Drilling through porcelain can be challenging because the material is so hard that the tip of the bit walks along the surface. To prevent this, a poster in an online plumbing forum recommends angling the drill about 45 degrees and creating a divot deep enough to prevent the bit from wandering.
It's just as important to keep the drill bit cool as it is to keep a cutting wheel cool, but you don't have to spray water continuously. Just dip the bit periodically in a bowl of water. Once all the drilling is done, put on goggles to protect your eyes before you tap the porcelain to break it, because small shards are bound to go flying.
Nippers for Small Notches
You may need to cut a small portion from a corner of the bowl base or tank lid to get the toilet to fit in a tight corner, and rather than sawing, it may be better to use tile nippers. Use these to break tiny sections of the porcelain away and keep nipping until the notch is the right size. Nippers don't make a clean cut, but that won't matter if the section of the toilet you're cutting is hidden behind it.

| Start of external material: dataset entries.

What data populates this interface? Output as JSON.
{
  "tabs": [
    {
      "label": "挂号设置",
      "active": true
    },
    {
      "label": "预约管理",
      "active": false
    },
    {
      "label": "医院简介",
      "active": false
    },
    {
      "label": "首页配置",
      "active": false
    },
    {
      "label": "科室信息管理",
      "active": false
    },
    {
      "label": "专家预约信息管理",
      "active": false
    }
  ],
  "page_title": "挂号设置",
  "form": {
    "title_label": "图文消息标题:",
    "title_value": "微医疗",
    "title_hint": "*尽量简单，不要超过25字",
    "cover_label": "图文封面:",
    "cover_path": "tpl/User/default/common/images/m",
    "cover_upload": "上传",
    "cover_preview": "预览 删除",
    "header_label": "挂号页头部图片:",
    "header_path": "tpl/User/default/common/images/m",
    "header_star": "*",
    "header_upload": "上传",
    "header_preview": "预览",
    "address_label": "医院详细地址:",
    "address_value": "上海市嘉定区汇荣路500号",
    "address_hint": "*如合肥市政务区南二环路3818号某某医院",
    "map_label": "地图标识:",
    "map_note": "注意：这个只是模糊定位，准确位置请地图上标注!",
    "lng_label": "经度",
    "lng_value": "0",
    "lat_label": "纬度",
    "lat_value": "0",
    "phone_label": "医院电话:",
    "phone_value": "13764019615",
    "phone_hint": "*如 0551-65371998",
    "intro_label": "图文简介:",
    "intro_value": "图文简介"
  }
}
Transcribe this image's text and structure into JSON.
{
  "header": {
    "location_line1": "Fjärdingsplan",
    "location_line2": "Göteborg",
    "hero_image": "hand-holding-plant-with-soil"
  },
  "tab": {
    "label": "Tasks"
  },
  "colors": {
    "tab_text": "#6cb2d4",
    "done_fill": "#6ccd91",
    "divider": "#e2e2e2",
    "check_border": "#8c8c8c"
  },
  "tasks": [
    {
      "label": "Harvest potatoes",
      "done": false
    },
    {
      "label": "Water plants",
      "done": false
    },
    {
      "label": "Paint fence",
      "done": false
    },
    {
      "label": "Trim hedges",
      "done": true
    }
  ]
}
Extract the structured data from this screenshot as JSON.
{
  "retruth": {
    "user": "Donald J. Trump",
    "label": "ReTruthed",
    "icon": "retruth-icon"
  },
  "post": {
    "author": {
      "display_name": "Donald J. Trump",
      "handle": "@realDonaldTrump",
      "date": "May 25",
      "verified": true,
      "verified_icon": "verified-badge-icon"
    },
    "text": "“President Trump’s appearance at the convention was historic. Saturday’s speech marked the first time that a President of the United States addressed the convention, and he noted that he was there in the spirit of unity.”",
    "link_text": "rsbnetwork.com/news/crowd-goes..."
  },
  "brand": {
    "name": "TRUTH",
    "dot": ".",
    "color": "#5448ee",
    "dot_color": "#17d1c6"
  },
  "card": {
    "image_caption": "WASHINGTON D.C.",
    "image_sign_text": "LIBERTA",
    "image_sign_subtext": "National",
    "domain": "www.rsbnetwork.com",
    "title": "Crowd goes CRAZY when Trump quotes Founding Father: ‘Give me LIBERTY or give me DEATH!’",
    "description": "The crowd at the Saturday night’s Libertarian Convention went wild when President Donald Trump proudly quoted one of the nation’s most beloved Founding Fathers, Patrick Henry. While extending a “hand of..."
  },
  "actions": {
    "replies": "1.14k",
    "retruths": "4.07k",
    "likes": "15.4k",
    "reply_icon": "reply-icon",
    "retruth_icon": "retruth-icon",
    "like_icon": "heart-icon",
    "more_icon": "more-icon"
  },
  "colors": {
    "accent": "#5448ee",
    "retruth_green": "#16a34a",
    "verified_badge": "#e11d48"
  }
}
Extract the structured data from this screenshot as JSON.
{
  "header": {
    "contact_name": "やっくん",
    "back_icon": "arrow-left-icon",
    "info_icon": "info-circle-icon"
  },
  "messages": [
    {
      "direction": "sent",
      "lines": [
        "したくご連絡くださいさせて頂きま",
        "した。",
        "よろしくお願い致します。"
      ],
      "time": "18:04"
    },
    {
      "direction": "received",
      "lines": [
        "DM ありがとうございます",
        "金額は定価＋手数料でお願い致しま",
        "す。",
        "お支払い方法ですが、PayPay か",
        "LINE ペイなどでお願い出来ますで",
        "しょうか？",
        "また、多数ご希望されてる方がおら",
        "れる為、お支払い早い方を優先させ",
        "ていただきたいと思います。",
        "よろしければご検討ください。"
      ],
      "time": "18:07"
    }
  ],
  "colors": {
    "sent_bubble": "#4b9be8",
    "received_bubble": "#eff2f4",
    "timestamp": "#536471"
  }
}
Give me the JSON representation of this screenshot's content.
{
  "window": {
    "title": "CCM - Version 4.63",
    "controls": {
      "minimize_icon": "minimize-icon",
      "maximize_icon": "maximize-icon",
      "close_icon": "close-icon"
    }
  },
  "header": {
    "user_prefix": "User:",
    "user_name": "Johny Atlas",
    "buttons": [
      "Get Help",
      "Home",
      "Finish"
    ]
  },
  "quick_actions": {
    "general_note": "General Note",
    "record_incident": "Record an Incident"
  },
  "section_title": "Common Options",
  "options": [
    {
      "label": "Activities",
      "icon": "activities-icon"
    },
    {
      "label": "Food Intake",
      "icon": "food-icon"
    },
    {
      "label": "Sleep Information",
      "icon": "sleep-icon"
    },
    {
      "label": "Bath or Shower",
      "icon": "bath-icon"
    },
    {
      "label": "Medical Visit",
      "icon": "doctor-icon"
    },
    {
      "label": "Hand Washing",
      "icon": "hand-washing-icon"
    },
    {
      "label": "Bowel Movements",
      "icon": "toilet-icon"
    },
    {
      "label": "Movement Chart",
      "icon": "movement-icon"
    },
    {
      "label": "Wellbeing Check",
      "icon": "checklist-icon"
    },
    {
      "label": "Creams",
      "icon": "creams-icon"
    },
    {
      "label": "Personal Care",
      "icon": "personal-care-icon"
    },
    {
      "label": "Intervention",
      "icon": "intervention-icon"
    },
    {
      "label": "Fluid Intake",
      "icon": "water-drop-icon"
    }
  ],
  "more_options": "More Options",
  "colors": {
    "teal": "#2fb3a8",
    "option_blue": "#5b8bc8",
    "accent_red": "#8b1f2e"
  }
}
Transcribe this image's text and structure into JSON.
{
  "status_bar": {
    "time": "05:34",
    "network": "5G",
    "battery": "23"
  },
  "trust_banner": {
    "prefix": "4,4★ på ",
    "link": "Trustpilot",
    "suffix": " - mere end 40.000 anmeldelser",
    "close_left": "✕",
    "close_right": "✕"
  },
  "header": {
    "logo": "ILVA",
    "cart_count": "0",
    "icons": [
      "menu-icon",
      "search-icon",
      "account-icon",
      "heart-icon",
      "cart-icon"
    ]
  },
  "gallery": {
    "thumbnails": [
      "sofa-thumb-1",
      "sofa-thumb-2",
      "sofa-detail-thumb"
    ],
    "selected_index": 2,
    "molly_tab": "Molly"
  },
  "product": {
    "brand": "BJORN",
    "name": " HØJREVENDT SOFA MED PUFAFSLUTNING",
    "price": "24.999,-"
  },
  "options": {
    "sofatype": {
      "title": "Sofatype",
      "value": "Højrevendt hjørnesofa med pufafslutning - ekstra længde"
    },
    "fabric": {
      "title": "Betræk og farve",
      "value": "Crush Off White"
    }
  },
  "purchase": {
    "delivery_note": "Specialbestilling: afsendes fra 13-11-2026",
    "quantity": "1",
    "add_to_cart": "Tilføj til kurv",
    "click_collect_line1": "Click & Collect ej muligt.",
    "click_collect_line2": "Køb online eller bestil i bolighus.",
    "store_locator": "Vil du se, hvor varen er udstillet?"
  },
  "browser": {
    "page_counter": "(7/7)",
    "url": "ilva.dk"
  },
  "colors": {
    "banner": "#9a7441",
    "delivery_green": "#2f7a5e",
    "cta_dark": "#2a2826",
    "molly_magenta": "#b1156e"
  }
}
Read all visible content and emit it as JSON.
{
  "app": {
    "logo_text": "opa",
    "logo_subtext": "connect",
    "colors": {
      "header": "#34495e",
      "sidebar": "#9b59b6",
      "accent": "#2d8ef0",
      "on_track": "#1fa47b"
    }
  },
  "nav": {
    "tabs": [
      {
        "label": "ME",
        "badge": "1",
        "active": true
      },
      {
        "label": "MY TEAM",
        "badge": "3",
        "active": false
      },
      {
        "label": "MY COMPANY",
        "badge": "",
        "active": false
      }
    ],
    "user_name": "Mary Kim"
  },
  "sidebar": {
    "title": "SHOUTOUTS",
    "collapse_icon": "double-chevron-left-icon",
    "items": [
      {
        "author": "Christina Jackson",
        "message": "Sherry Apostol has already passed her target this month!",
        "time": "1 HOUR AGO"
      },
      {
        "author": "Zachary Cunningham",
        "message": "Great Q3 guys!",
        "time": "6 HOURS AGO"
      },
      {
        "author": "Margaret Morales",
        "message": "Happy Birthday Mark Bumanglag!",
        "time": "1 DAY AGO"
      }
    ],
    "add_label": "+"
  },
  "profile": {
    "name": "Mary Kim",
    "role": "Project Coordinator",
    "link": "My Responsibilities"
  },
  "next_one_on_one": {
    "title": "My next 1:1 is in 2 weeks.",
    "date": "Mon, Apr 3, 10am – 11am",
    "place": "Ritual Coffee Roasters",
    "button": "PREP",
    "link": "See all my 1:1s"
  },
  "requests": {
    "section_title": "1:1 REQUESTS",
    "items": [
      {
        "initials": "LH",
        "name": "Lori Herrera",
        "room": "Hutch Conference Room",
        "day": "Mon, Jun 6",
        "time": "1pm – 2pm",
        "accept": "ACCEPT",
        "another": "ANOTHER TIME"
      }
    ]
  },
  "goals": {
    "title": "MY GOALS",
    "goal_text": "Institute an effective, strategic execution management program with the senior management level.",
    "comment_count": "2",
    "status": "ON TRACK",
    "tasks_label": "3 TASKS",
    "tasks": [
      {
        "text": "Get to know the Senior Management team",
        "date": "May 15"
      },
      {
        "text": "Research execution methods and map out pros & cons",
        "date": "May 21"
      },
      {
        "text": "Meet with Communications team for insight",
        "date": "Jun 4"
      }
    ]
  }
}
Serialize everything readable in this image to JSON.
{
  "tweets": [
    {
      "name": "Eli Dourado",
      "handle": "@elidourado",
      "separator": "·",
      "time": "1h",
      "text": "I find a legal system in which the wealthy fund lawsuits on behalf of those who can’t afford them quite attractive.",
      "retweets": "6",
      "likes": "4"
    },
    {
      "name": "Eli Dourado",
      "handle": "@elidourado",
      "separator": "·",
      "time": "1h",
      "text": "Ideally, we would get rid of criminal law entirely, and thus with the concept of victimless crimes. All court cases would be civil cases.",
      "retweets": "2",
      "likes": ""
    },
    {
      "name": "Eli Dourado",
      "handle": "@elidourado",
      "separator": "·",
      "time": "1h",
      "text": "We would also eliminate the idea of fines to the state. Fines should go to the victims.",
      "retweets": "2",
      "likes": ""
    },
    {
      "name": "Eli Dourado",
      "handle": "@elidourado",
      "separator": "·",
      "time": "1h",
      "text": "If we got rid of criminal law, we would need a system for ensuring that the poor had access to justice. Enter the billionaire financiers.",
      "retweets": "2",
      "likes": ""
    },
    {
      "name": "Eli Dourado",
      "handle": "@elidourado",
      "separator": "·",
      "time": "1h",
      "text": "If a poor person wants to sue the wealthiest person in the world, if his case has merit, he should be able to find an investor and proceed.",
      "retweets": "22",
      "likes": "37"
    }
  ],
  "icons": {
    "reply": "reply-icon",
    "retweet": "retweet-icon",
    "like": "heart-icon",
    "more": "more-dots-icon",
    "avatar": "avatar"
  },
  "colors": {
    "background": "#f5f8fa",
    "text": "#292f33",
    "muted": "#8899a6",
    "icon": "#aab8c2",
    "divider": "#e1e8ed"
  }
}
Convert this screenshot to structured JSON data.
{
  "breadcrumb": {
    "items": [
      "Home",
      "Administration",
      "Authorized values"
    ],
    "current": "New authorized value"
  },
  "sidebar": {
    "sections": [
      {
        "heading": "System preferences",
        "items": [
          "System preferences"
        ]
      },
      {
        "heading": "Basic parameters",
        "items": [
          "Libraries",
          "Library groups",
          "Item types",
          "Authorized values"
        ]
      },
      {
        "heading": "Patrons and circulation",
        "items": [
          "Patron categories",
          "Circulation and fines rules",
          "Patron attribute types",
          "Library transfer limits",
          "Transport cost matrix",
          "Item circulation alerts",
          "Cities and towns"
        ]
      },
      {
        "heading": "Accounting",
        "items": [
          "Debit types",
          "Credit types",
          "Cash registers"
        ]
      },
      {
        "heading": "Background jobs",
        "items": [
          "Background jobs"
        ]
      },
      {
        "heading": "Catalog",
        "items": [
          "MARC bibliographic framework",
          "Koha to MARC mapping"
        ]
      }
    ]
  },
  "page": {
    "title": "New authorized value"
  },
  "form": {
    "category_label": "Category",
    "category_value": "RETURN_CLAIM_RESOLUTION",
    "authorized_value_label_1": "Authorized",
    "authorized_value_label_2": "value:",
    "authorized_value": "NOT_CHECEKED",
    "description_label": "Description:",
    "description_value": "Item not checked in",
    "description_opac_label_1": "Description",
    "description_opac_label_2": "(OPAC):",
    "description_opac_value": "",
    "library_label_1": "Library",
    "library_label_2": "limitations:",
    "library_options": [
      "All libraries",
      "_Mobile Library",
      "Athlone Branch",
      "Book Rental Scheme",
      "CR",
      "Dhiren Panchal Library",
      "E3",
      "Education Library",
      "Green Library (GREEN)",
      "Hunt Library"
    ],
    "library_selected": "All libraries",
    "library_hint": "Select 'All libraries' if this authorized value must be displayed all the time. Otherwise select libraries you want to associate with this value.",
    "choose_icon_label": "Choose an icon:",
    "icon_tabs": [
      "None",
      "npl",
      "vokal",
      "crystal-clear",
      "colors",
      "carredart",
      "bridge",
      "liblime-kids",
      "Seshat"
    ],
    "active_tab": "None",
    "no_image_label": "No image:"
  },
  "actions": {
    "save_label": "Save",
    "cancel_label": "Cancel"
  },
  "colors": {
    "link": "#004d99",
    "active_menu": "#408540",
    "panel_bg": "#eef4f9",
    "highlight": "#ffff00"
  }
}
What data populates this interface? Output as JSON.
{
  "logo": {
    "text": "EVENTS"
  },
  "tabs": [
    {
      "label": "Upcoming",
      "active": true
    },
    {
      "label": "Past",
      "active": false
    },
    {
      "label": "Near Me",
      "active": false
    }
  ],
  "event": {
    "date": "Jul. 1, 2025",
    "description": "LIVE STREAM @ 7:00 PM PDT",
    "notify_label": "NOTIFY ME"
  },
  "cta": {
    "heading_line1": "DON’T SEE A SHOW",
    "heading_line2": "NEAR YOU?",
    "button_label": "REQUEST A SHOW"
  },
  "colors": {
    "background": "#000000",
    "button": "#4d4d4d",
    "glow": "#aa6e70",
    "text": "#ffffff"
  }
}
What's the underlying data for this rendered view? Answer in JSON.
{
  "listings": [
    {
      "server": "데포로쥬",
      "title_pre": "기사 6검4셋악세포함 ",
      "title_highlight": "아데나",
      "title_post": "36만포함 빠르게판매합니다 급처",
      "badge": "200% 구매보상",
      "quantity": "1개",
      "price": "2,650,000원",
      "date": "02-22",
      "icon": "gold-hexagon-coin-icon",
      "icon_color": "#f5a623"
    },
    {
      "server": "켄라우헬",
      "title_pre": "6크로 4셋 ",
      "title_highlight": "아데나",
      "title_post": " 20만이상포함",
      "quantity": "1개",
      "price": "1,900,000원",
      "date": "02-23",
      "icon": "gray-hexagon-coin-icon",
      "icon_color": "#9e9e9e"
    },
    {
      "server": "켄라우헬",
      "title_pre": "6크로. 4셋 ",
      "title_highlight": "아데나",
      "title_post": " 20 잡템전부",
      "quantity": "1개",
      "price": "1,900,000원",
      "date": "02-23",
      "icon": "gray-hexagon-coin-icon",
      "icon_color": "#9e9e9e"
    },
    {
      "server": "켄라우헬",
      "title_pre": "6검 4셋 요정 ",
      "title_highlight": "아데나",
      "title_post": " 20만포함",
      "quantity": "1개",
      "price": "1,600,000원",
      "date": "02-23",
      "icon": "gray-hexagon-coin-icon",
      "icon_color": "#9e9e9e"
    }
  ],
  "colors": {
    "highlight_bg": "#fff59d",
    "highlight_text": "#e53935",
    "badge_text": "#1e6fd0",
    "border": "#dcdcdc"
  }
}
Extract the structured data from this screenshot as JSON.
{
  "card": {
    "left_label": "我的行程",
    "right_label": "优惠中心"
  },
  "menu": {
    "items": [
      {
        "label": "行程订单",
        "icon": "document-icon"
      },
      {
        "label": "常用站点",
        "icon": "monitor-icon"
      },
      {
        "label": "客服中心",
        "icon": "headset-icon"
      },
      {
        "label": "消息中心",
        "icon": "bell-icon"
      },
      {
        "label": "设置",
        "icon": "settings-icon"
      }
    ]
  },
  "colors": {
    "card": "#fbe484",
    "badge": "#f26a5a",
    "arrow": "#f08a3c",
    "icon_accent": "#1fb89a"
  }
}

Chris Deziel is a contractor, builder and general fix-it pro who has been active in the construction trades for 40 years. He has degrees in science and humanities and years of teaching experience. An avid craftsman and musician, Deziel began writing on home improvement topics in 2010. He worked as an expert consultant with eHow Now and Pro Referral -- a Home Depot site. A DIYer by nature, Deziel regularly shares tips and tricks for a better home and garden at Hunker and Family Handyman.